▶ **INSTRUCTIONS TO FOLLOW**: Would you reproduce the whole listing exactly, minus its images?

▶ **MATERIAL FOR THIS EXERCISE**:

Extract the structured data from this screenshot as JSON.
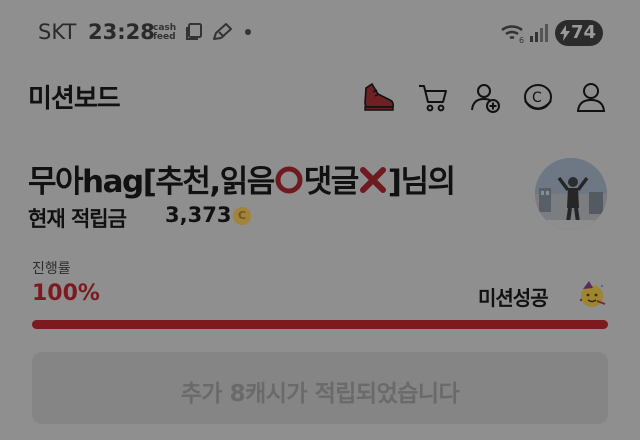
{
  "status_bar": {
    "carrier": "SKT",
    "time": "23:28",
    "cashfeed_line1": "cash",
    "cashfeed_line2": "feed",
    "battery": "74"
  },
  "header": {
    "title": "미션보드",
    "icons": [
      "shoe-icon",
      "cart-icon",
      "add-user-icon",
      "cash-coin-icon",
      "profile-icon"
    ]
  },
  "user": {
    "name_part1": "무아hag[추천,읽음",
    "name_part2": "댓글",
    "name_part3": "]님의",
    "balance_label": "현재 적립금",
    "balance_value": "3,373",
    "coin_symbol": "C"
  },
  "progress": {
    "label": "진행률",
    "value_text": "100%",
    "value": 100,
    "status": "미션성공"
  },
  "banner": {
    "text": "추가 8캐시가 적립되었습니다"
  },
  "colors": {
    "overlay_bg": "#8f8f8f",
    "accent": "#7c1a1f",
    "coin": "#a3823a"
  }
}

▶ **FINAL ANSWER**:
Extract the structured data from this screenshot as JSON.
{
  "status_bar": {
    "carrier": "SKT",
    "time": "23:28",
    "cashfeed_line1": "cash",
    "cashfeed_line2": "feed",
    "battery": "74"
  },
  "header": {
    "title": "미션보드",
    "icons": [
      "shoe-icon",
      "cart-icon",
      "add-user-icon",
      "cash-coin-icon",
      "profile-icon"
    ]
  },
  "user": {
    "name_part1": "무아hag[추천,읽음",
    "name_part2": "댓글",
    "name_part3": "]님의",
    "balance_label": "현재 적립금",
    "balance_value": "3,373",
    "coin_symbol": "C"
  },
  "progress": {
    "label": "진행률",
    "value_text": "100%",
    "value": 100,
    "status": "미션성공"
  },
  "banner": {
    "text": "추가 8캐시가 적립되었습니다"
  },
  "colors": {
    "overlay_bg": "#8f8f8f",
    "accent": "#7c1a1f",
    "coin": "#a3823a"
  }
}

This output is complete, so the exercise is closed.